Ben & Jerry's Doggie Ice Cream

Ben & Jerry’s is the latest well-known company to join the ranks inside the pet treat industry, as well as the pet care industry, according to its recent press release. Ben & Jerry’s announced two new flavors of ice cream – made exclusively for dogs. Now pups everywhere can enjoy Vermont’s notorious ice cream in a canine-safe fashion. With the pet food and treat industry climbing in sales every year, Ben & Jerry’s has thrown its hat into the ring of a booming business.

Specially formulated to be safe for dogs, Ben & Jerry’s offers doggie ice cream made with a sunflower butter base. Named after two dogs from the Ben & Jerry’s offices – a Frenchie and a mixed breed rescue – “Pontch’s Mix” and “Rosie’s Batch” give dogs a cool treat option with ingredients like peanut butter (no xylitol) and pretzel swirl, and pumpkin with miniature cookies swirled throughout.

Ben & Jerry's Doggie Ice Cream Rosie

Photo courtesy: Ben & Jerry’s

Ben & Jerry’s, as well as Vermont, has long been dog-friendly. The office dogs are affectionately known as K9-5ers since they hang out with their owners during business hours.

“We know our fans love their dogs and treat them like family,” said Lindsay Bumps, a Ben & Jerry’s Global Marketing Specialist, also a certified veterinary technician. “We created this product line so pups can enjoy something even better than belly rubs. Doggie Desserts are the sweetest treat they’ll ever put their paws on.”

Over the last ten years, pet market sales of pet food and treats climbed from $19.85 billion to $38.4 billion, marking consistent growth in the pet industry, according to Statista. Global market sales in pet treats are expected to reach $72.6 billion by the year 2027, according to Business Wire.

But it’s not just pet treats that Ben & Jerry’s is creating. The company has also launched its first pet care products. Ben & Jerry’s has partnered with suppliers to offer pet accessories, such as leashes made from recycled materials and a stuffed toy made from recycled fill – shaped, of course, like an ice cream cone.

Ben & Jerry's Plush Toy

Photo courtesy: Ben & Jerry’s

Also on the rise are sales in CBD supplements and treats for dogs – 11 percent of owners used CBD for their dogs in 2019, according to Statista.

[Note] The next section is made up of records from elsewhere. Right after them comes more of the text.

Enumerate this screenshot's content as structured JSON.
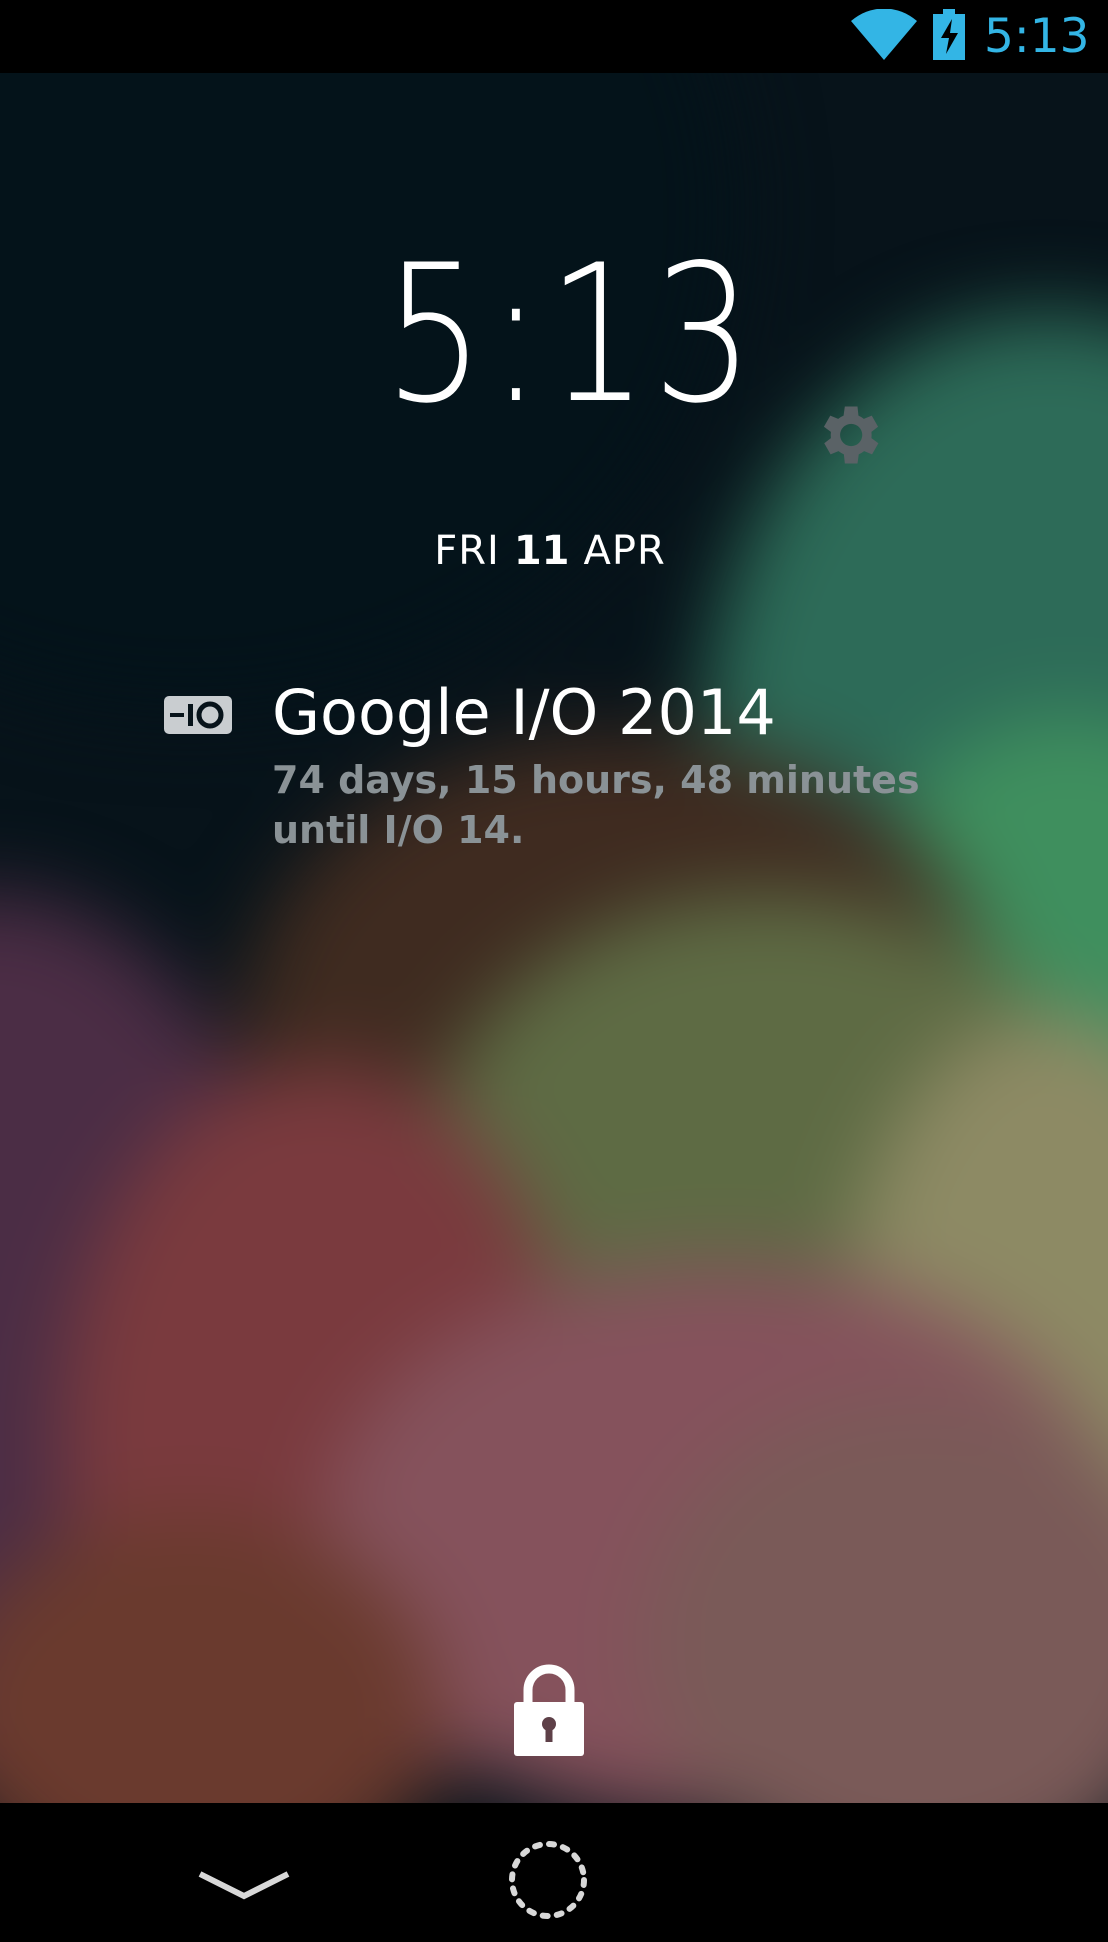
{
  "status_bar": {
    "time": "5:13",
    "icons": [
      "wifi-icon",
      "battery-charging-icon"
    ],
    "accent_color": "#33B5E5"
  },
  "lockscreen": {
    "clock": {
      "time": "5:13",
      "weekday": "FRI",
      "day": "11",
      "month": "APR"
    },
    "settings_icon": "gear-icon",
    "widget": {
      "icon": "google-io-logo-icon",
      "title": "Google I/O 2014",
      "text": "74 days, 15 hours, 48 minutes until I/O 14."
    },
    "lock_icon": "lock-icon"
  },
  "nav_bar": {
    "icons": [
      "back-chevron-icon",
      "home-circle-icon"
    ]
  }
}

And with Ben & Jerry’s news release of CBD-infused ice cream coming soon to stores near you, perhaps CBD-infused Doggie Desserts ice cream is next on the company’s list.

Ben & Jerry’s Doggie Desserts are sold in 4-ounce mini cups and 4-count multipacks. They can be found in supermarkets, retailers, and other pet stores nationwide.

Located in the mountains of Vermont, Ben & Jerry’s first opened its doors in Waterbury in 1985. Considered Vermont’s finest ice cream, Ben & Jerry’s prides itself on using only the best ingredients. From non-GMO to fair trade ingredients, Ben & Jerry’s strives to reach and maintain Vermont’s goal of renewable energy.

Other companies have long been on board with doggie cool treats, such as Frosty Paws, a well-known doggie ice cream found in most supermarket freezers. Brands such as Pooch Creamery, Puppy Scoops, Smart Scoops (made with goat’s milk), and Hoggin’ Dogs, available on Amazon, offer a powdered version with a variety of flavors. Simply add water, mix, and freeze for a delicious doggie ice cream treat.

The Bear & The Rat: Cool Treats for Dogs began in 2010, and recently landed its doggie frozen yogurt in Whole Foods in 2019, according to The Denver Business Journal. Just like Ben & Jerry’s and Frosty Paws, The Bear & The Rat comes frozen and is made with limited ingredients, with flavors like bacon and peanut butter, banana, and peanut butter and banana.

The Bear and The Rat Doggie Ice Cream

Photo courtesy: The Bear & The Rat Facebook Page

Most doggie ice creams are formulated with canine-safe ingredients, staying away from real milk or cream, since it’s not uncommon for dogs to be lactose-intolerant. According to Krista Williams, BSc, DVM and Robin Downing, DVM, CVPP, CCRP, DAAPM of the VCA, dogs may have an adverse reaction to lactose, which can include symptoms such as diarrhea, vomiting, abdominal discomfort, bloating, or gas.

Some dogs may also have an adverse reaction to additives in doggie ice cream, but the veterinarians warn there isn’t much evidence, and an additive reaction is considered unlikely. Likewise, some dogs could have a histamine reaction to the ingredients, while some dogs may have an actual food sensitivity to dairy, which typically results in skin and GI symptoms.

The American Kennel Club offers do-it-yourself recipes for cool doggie treats, such as frozen yogurt, pupsicles, and peanut butter molds. This allows dog owners to control the ingredients in their doggie ice cream.